Social Media Qua Non

So now we’ve got Social Media. It is the bell what ringeth out glory on high. As is the want for cohesion in every industrial tribe, marketers (and IT folks of course) have their lexical totems. Social Media—how about I just call it, like, Social, k?—is the totem of the moment.

Great. Social rocks. It does. But it’s not there yet. Because we’re not there yet.

McLuhan suggested that ‘we become what we behold’ and ‘we shape our tools and thereafter they shape us.’ When tools change incrementally, they are merely extensions of a given set of models and metaphors. Computers are incremental innovations that fit perfectly in the 350 or so year old models and metaphors that shape our collective worldview. However, when tools change radically, they create new models and metaphors. The printing press, it can be argued, presaged the enlightenment.

Our tools appear to be changing radically at present. The tools are no longer linear machines that are easily described using enlightenment models. Social tools cultivate organic structures that are non-linear and non-deterministic. They look like neural nets.
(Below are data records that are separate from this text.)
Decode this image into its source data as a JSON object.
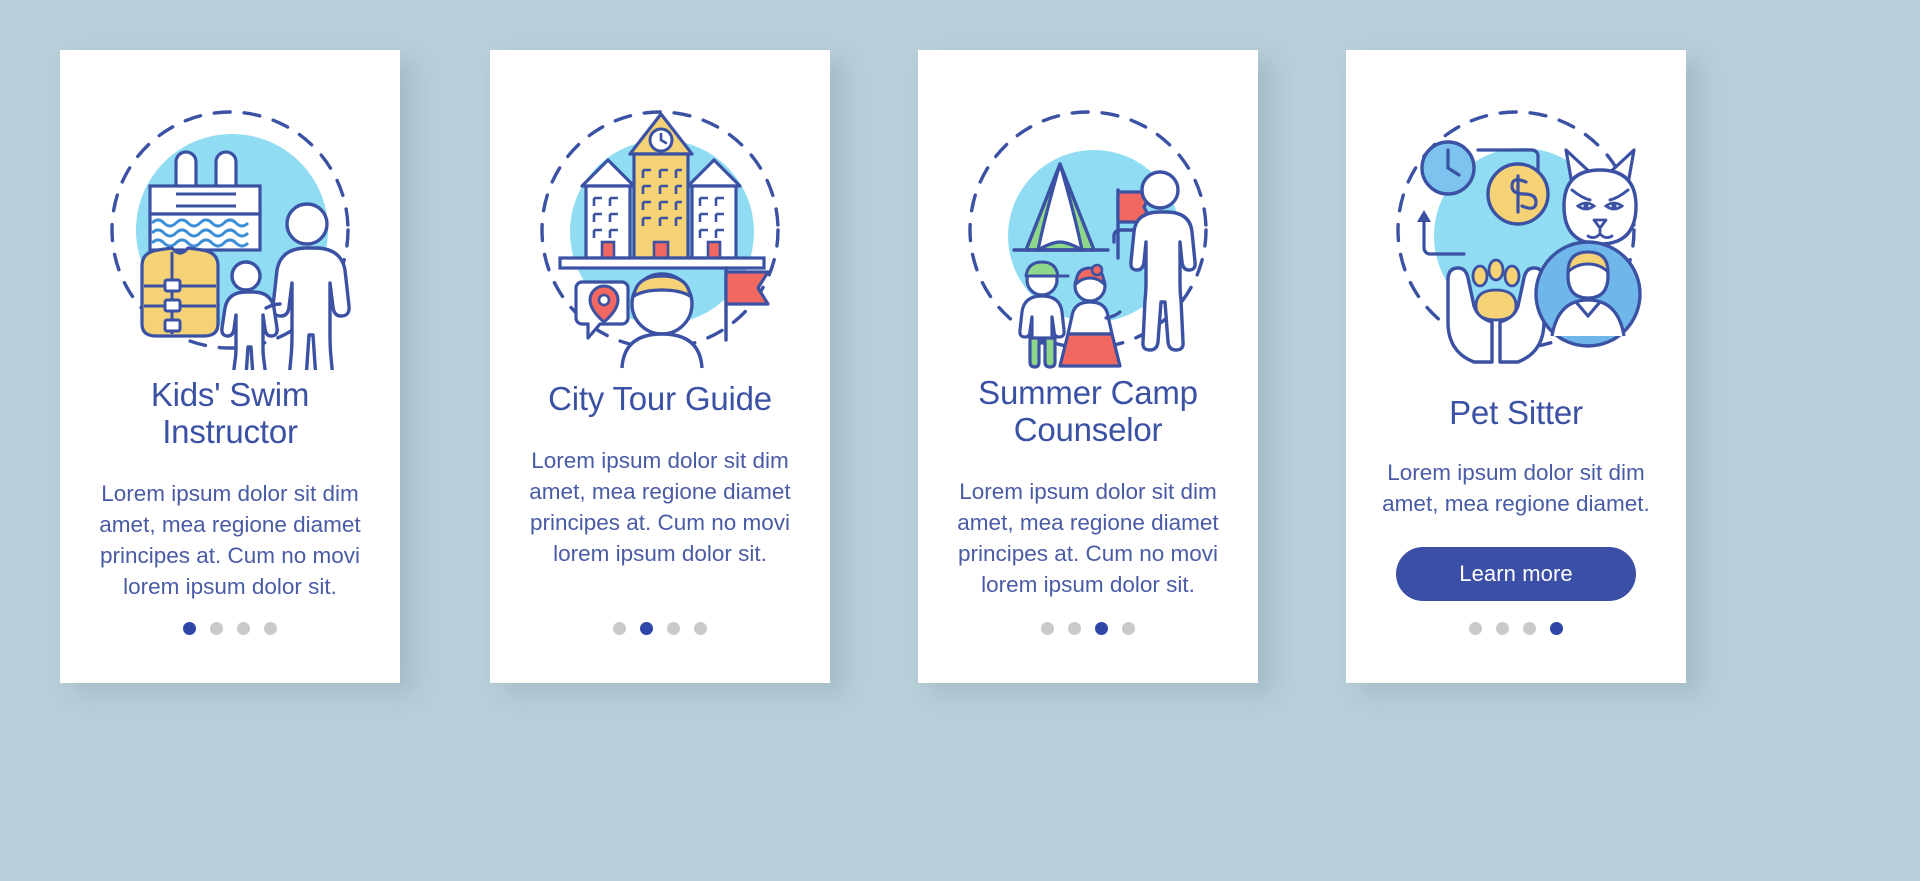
{
  "theme": {
    "background": "#b8ced8",
    "card_background": "#ffffff",
    "title_color": "#3b51a3",
    "body_color": "#4a5ba6",
    "accent_blue": "#2f45a8",
    "dot_inactive": "#c9cacc",
    "illustration_light_blue": "#8fdcf3",
    "illustration_yellow": "#f6d277",
    "illustration_red": "#f0685f",
    "illustration_green": "#8ed68a",
    "illustration_outline": "#3b51a3"
  },
  "cards": [
    {
      "id": "kids-swim-instructor",
      "title": "Kids' Swim Instructor",
      "body": "Lorem ipsum dolor sit dim amet, mea regione diamet principes at. Cum no movi lorem ipsum dolor sit.",
      "illustration_name": "swim-instructor-illustration",
      "dots": {
        "count": 4,
        "active_index": 0
      },
      "has_button": false,
      "button_label": ""
    },
    {
      "id": "city-tour-guide",
      "title": "City Tour Guide",
      "body": "Lorem ipsum dolor sit dim amet, mea regione diamet principes at. Cum no movi lorem ipsum dolor sit.",
      "illustration_name": "city-tour-guide-illustration",
      "dots": {
        "count": 4,
        "active_index": 1
      },
      "has_button": false,
      "button_label": ""
    },
    {
      "id": "summer-camp-counselor",
      "title": "Summer Camp Counselor",
      "body": "Lorem ipsum dolor sit dim amet, mea regione diamet principes at. Cum no movi lorem ipsum dolor sit.",
      "illustration_name": "summer-camp-counselor-illustration",
      "dots": {
        "count": 4,
        "active_index": 2
      },
      "has_button": false,
      "button_label": ""
    },
    {
      "id": "pet-sitter",
      "title": "Pet Sitter",
      "body": "Lorem ipsum dolor sit dim amet, mea regione diamet.",
      "illustration_name": "pet-sitter-illustration",
      "dots": {
        "count": 4,
        "active_index": 3
      },
      "has_button": true,
      "button_label": "Learn more"
    }
  ]
}
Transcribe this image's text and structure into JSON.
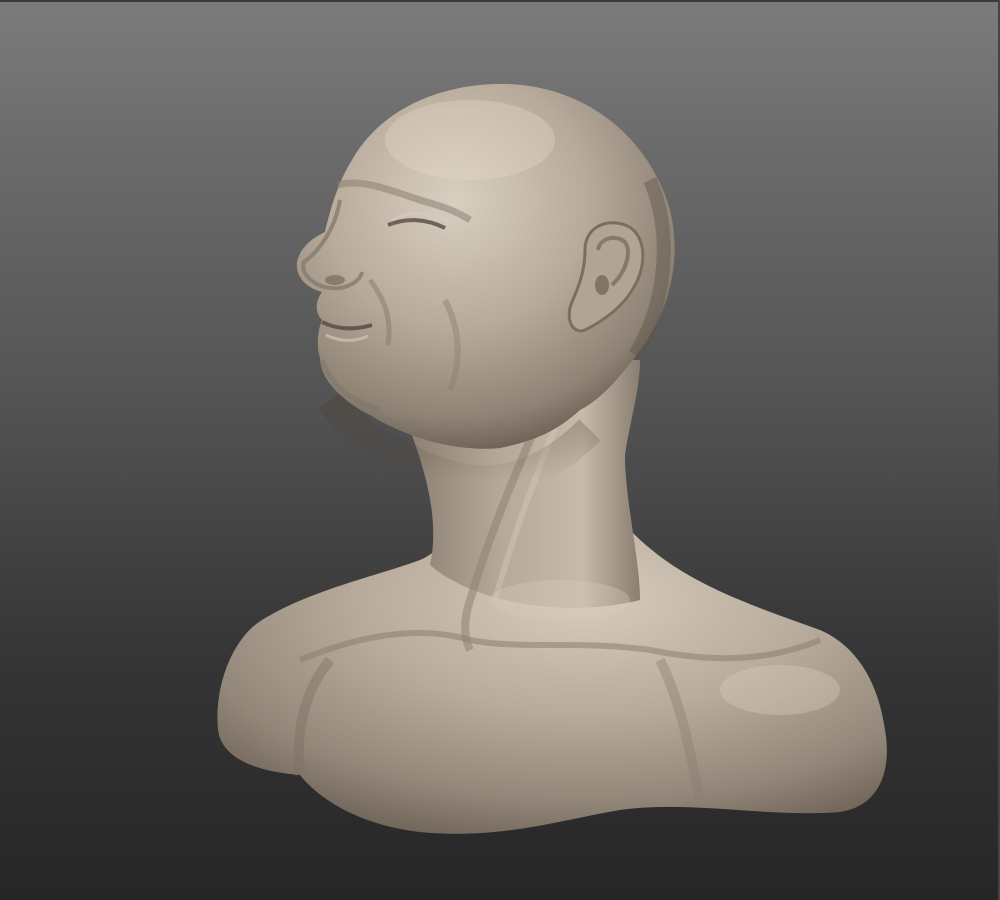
{
  "viewport": {
    "background_top": "#7b7b7b",
    "background_bottom": "#262626"
  },
  "model": {
    "material_color": "#b3a697",
    "shadow_color": "#6f6255",
    "highlight_color": "#d8cdbf"
  }
}
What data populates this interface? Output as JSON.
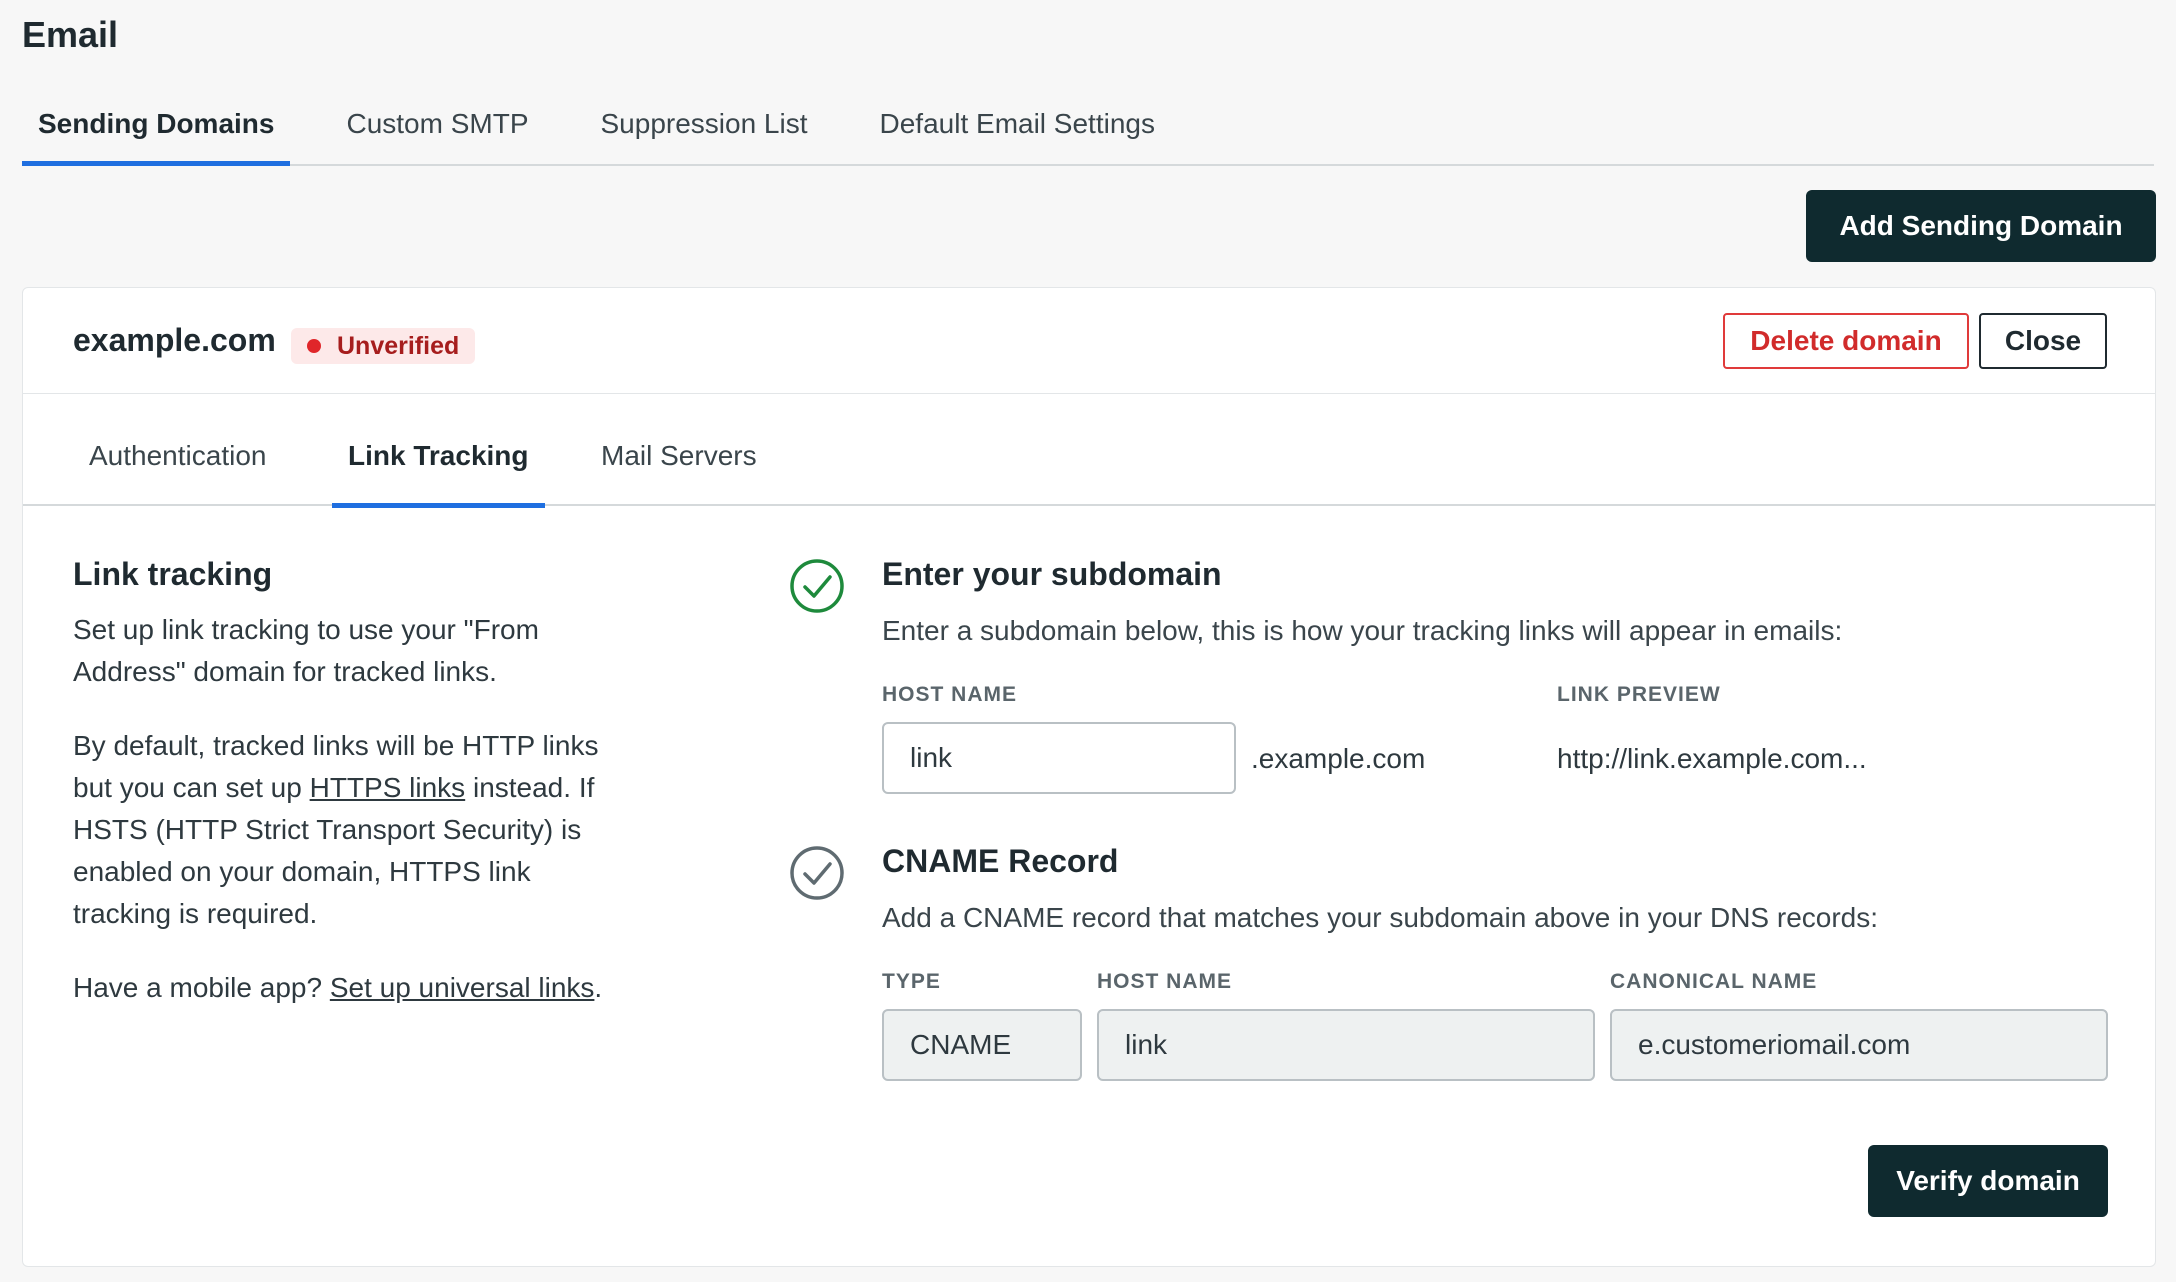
{
  "page": {
    "title": "Email"
  },
  "top_tabs": [
    {
      "label": "Sending Domains",
      "active": true
    },
    {
      "label": "Custom SMTP",
      "active": false
    },
    {
      "label": "Suppression List",
      "active": false
    },
    {
      "label": "Default Email Settings",
      "active": false
    }
  ],
  "actions": {
    "add_domain": "Add Sending Domain"
  },
  "domain": {
    "name": "example.com",
    "status": "Unverified",
    "delete_label": "Delete domain",
    "close_label": "Close"
  },
  "sub_tabs": [
    {
      "label": "Authentication",
      "active": false
    },
    {
      "label": "Link Tracking",
      "active": true
    },
    {
      "label": "Mail Servers",
      "active": false
    }
  ],
  "info": {
    "title": "Link tracking",
    "p1": "Set up link tracking to use your \"From Address\" domain for tracked links.",
    "p2_a": "By default, tracked links will be HTTP links but you can set up ",
    "p2_link": "HTTPS links",
    "p2_b": " instead. If HSTS (HTTP Strict Transport Security) is enabled on your domain, HTTPS link tracking is required.",
    "p3_a": "Have a mobile app? ",
    "p3_link": "Set up universal links",
    "p3_b": "."
  },
  "step1": {
    "title": "Enter your subdomain",
    "description": "Enter a subdomain below, this is how your tracking links will appear in emails:",
    "host_label": "HOST NAME",
    "host_value": "link",
    "suffix": ".example.com",
    "preview_label": "LINK PREVIEW",
    "preview_value": "http://link.example.com..."
  },
  "step2": {
    "title": "CNAME Record",
    "description": "Add a CNAME record that matches your subdomain above in your DNS records:",
    "type_label": "TYPE",
    "type_value": "CNAME",
    "host_label": "HOST NAME",
    "host_value": "link",
    "canonical_label": "CANONICAL NAME",
    "canonical_value": "e.customeriomail.com"
  },
  "verify_label": "Verify domain",
  "colors": {
    "accent": "#1f6fe0",
    "primary_button": "#0f2a2f",
    "danger": "#d12b2b",
    "success": "#1e8a3c",
    "muted_check": "#5f6b71"
  },
  "icons": {
    "step1": "check-circle-icon",
    "step2": "check-circle-icon"
  }
}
It is said that the 20th century belonged to physics and the 21st will belong to biology. The models and metaphors suggested by the networked tools we’re increasingly beginning to use look like biology. They suggest new possibilities for all kinds of structures.

In “Fluid Concepts and Creative Analogies“, Douglas Hofstadter describes a sophisticated computer program that solves word puzzles in a manner that much more accurately represents the way a human would solve them. The structure of the program is not the traditional top-down hierarchical approach. Instead, it is modeled on a biological cell.

The structural model of the corporation can be informed by these metaphors. Management structures will be transformed. The interface between business and consumer will be transformed. The consumer experience will be transformed. The political structure of the relationship between the market, the communications culture and the consumer will be transformed.

Social Media is one of another in the set of tools starting with the computer network that have commenced this process. But they’re just the tools. We have to transform ourselves. We are as geese in bottles and it’s time to free ourselves. As Thomas Kuhn said of scientific revolution, it often requires 20 years for the generational change to transpire that allows a new model to assert itself. This is because those who have spent their lives in service of the old paradigm are loath to allow it to depart. Our current economic milieu—”The Great Disruption” as Scott Anthony puts it—may be hastening this process.

Which, I suppose, is a good time to say, follow me on Twitter, or on FriendFeed or add me as a friend on Facebook or connect with me on LinkedIn.